21. Use collections and dictionaries in preference to other data structures when possible, and use dictionaries instead of collections, unless ordering is required.
22. Use the Like operator sparingly. Ditto for Regular Expressions. Avoid text comparison entirely when there are other options (e.g., TypeOf versus TypeName).
23. The Len function is among Excel's fastest; all it has to do is grab the first word of a string, where the length is stored. So rather than If s <> "", use If Len(s) (and there’s no need to coerce a number to a Boolean so it can be converted back to a number).
24. Write logical, clear code first, and then optimize for speed. Don’t obscure the structure and intent of code for speed unless you don’t mind having the person that has to maintain it later casting aspersions on your lineage.
25. Comment your code minimally beyond the procedure level; it’s impossible to keep code and comments in sync. Instead, make code shine in clarity and simplicity.
26. Set Calculation to manual during execution. If worksheet calculation is necessary in the course of macro execution, calculate only the minimum range necessary.
27. Turn off ScreenUpdating during execution.
28. Turn off events if necessary to avoid triggering change event macros and getting other listeners excited.
29. And use dictionaries instead of collections, unless ordering is required.

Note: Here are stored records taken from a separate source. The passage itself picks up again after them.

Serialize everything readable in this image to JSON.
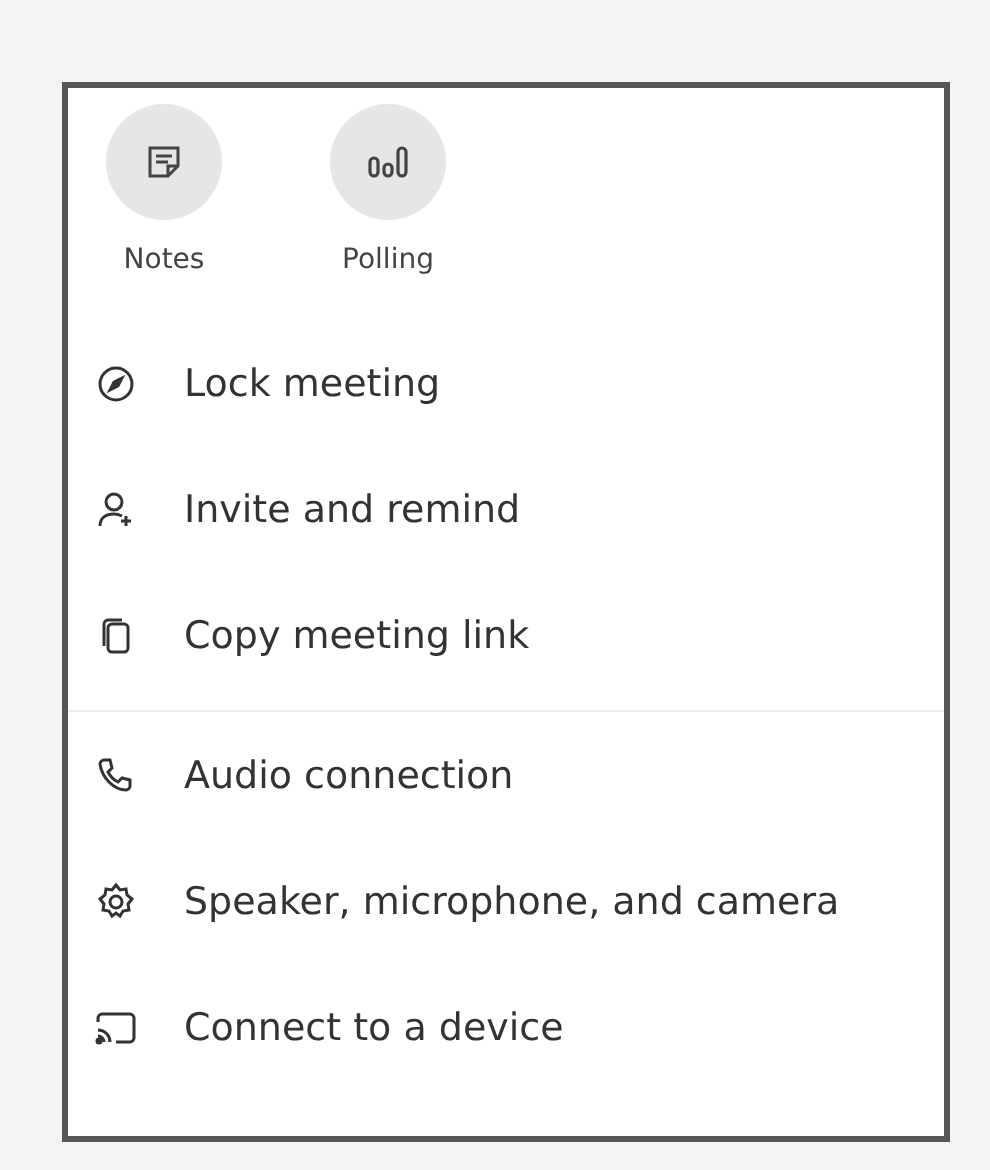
{
  "apps": [
    {
      "label": "Notes"
    },
    {
      "label": "Polling"
    }
  ],
  "sections": [
    {
      "items": [
        {
          "label": "Lock meeting"
        },
        {
          "label": "Invite and remind"
        },
        {
          "label": "Copy meeting link"
        }
      ]
    },
    {
      "items": [
        {
          "label": "Audio connection"
        },
        {
          "label": "Speaker, microphone, and camera"
        },
        {
          "label": "Connect to a device"
        }
      ]
    }
  ]
}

30. Don't use IIf.
31. Don't compare Boolean variables explicitly to True/False - it serves no purpose.